"It seems that the only reason why the federal government defends the dying seal-slaughter industry is to control the parliamentary swing seats in Newfoundland and Labrador," she wrote in her letter, which set the pro-sealing World on Fire at the time.

"The sealers — like tobacco farmers and asbestos miners — need leaders to devise a practical exit strategy for them, not waste millions more in hopeless World Trade Organization challenges or paying to stockpile pelts when buyers already have seal pelts going back several years."
A hunter heads towards a harp seal during the annual East Coast seal hunt in this 2009 file photo. (Andrew Vaughan/Canadian Press)

Um, OK. I mean, yeah, suggesting Newfoundland and Labrador has parliamentary swing seats that Stephen Harper gives a rat's hind end about is a tad naive in this post-apocalyptic ABC world.

But comparing sealers to baccy farmers and asbestos miners? Ouch. Those are some pretty harsh condemnations. Asbestos and tobacco give you cancer. Seals give you strong gravy. And warm mitts. Not exactly Full of Grace, is it?

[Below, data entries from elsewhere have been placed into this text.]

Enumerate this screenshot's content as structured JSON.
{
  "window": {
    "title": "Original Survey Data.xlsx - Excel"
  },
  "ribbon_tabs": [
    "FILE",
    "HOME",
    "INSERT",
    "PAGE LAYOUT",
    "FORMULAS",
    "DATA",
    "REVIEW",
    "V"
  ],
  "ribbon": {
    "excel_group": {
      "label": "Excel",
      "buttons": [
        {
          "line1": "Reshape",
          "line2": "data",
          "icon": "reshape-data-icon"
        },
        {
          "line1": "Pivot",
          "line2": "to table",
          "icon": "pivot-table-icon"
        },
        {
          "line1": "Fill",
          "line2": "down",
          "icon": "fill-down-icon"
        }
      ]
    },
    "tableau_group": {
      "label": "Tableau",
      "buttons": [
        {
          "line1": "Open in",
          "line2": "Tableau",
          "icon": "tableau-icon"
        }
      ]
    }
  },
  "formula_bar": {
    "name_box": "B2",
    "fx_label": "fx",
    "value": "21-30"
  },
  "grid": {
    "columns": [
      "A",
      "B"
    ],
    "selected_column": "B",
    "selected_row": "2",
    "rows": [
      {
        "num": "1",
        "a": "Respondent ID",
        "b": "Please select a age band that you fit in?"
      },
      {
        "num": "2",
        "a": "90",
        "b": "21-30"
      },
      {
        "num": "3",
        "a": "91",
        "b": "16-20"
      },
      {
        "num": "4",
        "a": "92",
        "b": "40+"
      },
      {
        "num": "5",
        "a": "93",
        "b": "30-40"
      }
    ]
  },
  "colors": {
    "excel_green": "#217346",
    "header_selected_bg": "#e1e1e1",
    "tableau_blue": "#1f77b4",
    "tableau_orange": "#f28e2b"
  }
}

But the thing is, it didn't slow ticket sales here.

What's the deal?

The fact her N.L. shows sold out without as much as a peep is a bit of an Ordinary Miracle in the minds of some. How on earth, they say, could it be that such an anti-sealer could play to sold out crowds? Lord jumpins, sure she even had to add the Corner Brook show due to overwhelming popular demand!

The whole thing raises a few intriguing debates. Dare I say it even looks to be Building a Mystery? (OK, yeah, that one was a little forced. Let's move on.)

Obviously the people actively involved in the province's seal industry care about all this, as well they should. The people who want the seal harvest ended care about their mission, too. 

And of course the occasional politician will, from time to time, attempt to use the issue to prop up their own fortunes as well (some of them even go out and borrow vests and bow ties just to kiss arse with the voters — a level of disingenuousness that makes me throw up in my mouth).

But what about everyone else? Elections are won and lost via the "undecideds." Is that what this is?

Ambivalence or what?

It used to be that if you were anti-sealing you were anti-Newfoundland and Labrador. These days, the lines appear more blurred. I wonder how many people going to McLachlan's shows know the score? Would they care if they did? Does it even matter?

Bryan Adams is a big time anti-sealer who has been here several times in recent years — and his shows have sold out each and every time. 

So what is it? Is it ignorance? Is it defiance? Is it a sign that even in this province, people are ambivalent about the harvesting of swiles? Who was the shooter on the grassy knoll? (Sorry. Got carried away there)

Look, I'm sure a handful of folks will answer the issue by donning their best seal skins and hitting the asphalt when McLachlan comes to town. And who doesn't love a little bit of social activism now and again?

As for everyone else? Well, it seems they'll drive around for an hour looking for somewhere to park, overpay for undercooked chicken wings off the "event menu" in one of the downtown's finer gastro-boozearies, and then go indulge in the Sweet Surrender of McLachlan's vocalistic charms.

Resting her vocals

As the host of The Fisheries Broadcast, I reached out to McLachlan to see if she would do an interview. I figured, what better way to speak her mind about seals than to come on the show that speaks directly to the people who work in the industry?

Alas, she turned me down. I was told by her people that McLachlan needs to rest her vocal cords and she won't be doing interviews at this time.

No doubt the woman has the (Arms) voice of an Angel, and we get that it needs protecting on a busy cross-Canada tour. 

But then, you don't have to say anything to count money.


Jamie Baker

Former journalist

Jamie Baker is a former journalist, and former host of CBC Radio's The Broadcast.